→ **PROBLEM TO WORK ON**:
The lines needed are those below that contain the word "ritanshudokania"; copy each one.

■ ■ ■

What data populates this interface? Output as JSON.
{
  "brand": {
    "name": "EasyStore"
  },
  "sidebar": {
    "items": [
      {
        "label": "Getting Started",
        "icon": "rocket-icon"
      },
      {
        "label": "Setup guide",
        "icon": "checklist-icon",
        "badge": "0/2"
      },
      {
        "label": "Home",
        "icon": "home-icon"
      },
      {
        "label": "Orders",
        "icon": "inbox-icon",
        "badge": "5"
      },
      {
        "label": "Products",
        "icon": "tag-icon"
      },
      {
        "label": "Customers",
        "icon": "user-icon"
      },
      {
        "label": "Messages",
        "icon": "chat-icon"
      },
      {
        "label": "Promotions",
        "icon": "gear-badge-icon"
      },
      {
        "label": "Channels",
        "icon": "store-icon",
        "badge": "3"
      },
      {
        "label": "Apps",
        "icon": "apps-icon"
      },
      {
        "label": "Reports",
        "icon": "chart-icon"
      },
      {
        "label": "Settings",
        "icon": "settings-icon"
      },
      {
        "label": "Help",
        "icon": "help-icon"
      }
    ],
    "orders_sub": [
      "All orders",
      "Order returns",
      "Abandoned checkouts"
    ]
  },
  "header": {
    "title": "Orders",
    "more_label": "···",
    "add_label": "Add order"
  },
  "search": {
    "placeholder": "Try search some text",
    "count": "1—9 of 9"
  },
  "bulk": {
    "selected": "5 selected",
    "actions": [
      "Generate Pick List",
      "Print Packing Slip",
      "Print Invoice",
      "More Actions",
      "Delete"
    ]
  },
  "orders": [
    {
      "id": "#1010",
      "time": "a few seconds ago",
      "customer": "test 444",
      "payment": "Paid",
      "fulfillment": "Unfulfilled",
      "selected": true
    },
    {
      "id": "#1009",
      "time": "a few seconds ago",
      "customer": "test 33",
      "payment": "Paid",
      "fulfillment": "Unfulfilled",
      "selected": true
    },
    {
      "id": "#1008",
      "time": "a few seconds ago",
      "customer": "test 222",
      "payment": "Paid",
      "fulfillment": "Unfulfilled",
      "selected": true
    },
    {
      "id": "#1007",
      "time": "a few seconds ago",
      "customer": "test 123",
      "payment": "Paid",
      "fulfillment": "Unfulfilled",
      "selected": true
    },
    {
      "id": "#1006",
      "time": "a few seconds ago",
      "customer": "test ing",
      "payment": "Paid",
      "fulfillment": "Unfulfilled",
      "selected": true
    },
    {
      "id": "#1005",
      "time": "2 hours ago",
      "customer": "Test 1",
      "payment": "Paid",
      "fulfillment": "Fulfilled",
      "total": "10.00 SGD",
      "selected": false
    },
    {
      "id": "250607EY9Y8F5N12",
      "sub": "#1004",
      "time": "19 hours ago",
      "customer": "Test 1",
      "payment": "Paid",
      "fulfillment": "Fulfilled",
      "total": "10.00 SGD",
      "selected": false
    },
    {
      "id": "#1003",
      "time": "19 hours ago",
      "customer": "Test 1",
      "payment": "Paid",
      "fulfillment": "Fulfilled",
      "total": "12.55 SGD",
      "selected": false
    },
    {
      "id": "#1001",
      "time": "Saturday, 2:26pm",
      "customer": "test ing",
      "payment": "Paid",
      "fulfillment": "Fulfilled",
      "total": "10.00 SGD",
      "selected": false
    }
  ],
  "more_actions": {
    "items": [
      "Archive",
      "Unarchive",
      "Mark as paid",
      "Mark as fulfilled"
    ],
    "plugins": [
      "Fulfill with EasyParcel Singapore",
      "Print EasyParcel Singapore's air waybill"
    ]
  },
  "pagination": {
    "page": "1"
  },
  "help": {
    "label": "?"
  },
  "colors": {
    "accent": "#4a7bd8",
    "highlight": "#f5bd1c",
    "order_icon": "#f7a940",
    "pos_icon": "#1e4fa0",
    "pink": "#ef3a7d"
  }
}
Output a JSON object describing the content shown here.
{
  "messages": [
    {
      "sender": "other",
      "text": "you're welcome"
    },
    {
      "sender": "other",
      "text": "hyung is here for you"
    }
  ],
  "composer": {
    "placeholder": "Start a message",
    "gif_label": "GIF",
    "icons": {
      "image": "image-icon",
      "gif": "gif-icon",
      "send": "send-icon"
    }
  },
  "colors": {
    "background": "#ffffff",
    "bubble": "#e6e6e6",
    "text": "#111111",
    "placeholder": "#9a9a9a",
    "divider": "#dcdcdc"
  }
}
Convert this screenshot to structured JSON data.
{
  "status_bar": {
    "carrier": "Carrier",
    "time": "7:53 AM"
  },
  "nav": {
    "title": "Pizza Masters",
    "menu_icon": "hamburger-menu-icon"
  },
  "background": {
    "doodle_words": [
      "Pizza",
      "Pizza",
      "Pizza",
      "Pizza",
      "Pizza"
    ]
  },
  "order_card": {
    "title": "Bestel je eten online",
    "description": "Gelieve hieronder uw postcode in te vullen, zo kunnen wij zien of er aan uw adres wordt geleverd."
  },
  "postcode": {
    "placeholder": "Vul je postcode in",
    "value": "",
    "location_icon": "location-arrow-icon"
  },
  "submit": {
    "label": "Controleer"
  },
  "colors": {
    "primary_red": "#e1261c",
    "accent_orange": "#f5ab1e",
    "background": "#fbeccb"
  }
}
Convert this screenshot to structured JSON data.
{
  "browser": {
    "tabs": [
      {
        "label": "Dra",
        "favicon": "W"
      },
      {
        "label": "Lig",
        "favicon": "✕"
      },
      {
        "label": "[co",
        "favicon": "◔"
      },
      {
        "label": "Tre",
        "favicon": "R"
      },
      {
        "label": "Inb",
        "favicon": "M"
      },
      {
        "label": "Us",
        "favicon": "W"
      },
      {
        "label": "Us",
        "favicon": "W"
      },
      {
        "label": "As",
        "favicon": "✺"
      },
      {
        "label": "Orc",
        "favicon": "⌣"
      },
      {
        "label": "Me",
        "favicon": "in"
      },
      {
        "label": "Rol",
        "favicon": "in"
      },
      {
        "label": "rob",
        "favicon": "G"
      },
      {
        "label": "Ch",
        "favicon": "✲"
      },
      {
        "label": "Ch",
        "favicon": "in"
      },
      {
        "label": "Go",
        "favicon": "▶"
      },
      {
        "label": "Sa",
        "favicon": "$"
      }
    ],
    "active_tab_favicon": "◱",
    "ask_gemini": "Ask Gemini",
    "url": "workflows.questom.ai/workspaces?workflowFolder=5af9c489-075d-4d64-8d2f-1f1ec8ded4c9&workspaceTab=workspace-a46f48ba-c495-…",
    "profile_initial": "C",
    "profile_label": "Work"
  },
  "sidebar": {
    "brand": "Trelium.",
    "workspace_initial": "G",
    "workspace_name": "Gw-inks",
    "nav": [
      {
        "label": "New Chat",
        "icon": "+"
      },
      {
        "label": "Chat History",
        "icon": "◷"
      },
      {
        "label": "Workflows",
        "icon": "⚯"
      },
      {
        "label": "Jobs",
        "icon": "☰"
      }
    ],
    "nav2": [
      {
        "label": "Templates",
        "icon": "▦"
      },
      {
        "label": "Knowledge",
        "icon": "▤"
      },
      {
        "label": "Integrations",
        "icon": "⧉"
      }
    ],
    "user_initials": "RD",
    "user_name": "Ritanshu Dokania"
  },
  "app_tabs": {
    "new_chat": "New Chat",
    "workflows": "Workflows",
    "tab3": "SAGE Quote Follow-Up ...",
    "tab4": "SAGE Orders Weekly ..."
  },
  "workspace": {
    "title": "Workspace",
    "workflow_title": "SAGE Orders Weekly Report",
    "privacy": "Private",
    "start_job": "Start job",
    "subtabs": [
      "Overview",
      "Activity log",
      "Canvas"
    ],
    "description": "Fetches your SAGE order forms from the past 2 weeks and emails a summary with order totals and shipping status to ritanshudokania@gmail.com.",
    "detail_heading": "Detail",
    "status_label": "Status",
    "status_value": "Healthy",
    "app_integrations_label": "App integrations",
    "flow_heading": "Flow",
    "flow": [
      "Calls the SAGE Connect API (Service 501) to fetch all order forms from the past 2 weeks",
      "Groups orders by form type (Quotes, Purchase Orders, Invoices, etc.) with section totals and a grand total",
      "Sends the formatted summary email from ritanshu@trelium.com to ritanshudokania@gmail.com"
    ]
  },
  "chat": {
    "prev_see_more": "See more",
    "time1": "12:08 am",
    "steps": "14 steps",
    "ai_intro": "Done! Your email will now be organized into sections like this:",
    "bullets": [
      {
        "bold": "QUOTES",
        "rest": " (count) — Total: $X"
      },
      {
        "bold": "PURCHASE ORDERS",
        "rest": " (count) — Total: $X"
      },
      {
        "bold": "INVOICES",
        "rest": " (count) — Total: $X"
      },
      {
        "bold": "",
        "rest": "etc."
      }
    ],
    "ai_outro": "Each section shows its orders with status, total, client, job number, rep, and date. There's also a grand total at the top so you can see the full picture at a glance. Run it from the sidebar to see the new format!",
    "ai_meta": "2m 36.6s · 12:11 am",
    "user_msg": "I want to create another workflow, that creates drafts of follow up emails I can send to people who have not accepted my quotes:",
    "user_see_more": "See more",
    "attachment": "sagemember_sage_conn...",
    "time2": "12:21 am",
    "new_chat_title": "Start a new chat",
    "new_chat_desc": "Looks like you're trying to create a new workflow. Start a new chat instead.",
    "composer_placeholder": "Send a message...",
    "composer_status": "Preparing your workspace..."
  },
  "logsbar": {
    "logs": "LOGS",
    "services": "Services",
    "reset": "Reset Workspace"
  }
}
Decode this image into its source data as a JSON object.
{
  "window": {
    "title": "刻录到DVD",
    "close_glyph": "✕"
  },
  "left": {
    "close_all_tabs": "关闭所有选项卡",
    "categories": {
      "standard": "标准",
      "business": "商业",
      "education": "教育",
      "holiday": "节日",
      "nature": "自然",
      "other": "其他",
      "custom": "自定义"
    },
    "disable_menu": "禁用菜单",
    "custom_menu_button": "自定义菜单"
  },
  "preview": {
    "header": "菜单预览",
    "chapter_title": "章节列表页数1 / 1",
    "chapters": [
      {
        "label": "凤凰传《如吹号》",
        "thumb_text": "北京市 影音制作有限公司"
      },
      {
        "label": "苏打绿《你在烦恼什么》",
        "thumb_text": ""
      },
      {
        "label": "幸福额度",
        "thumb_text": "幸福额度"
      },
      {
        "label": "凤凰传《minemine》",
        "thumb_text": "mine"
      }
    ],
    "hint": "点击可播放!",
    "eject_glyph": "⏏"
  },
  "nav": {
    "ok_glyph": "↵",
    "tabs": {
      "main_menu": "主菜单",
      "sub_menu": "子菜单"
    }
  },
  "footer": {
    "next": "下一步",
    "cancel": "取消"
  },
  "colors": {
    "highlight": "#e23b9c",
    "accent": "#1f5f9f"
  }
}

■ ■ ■

→ **COMPLETED EXERCISE**:
    "description": "Fetches your SAGE order forms from the past 2 weeks and emails a summary with order totals and shipping status to ritanshudokania@gmail.com.",
      "Sends the formatted summary email from ritanshu@trelium.com to ritanshudokania@gmail.com"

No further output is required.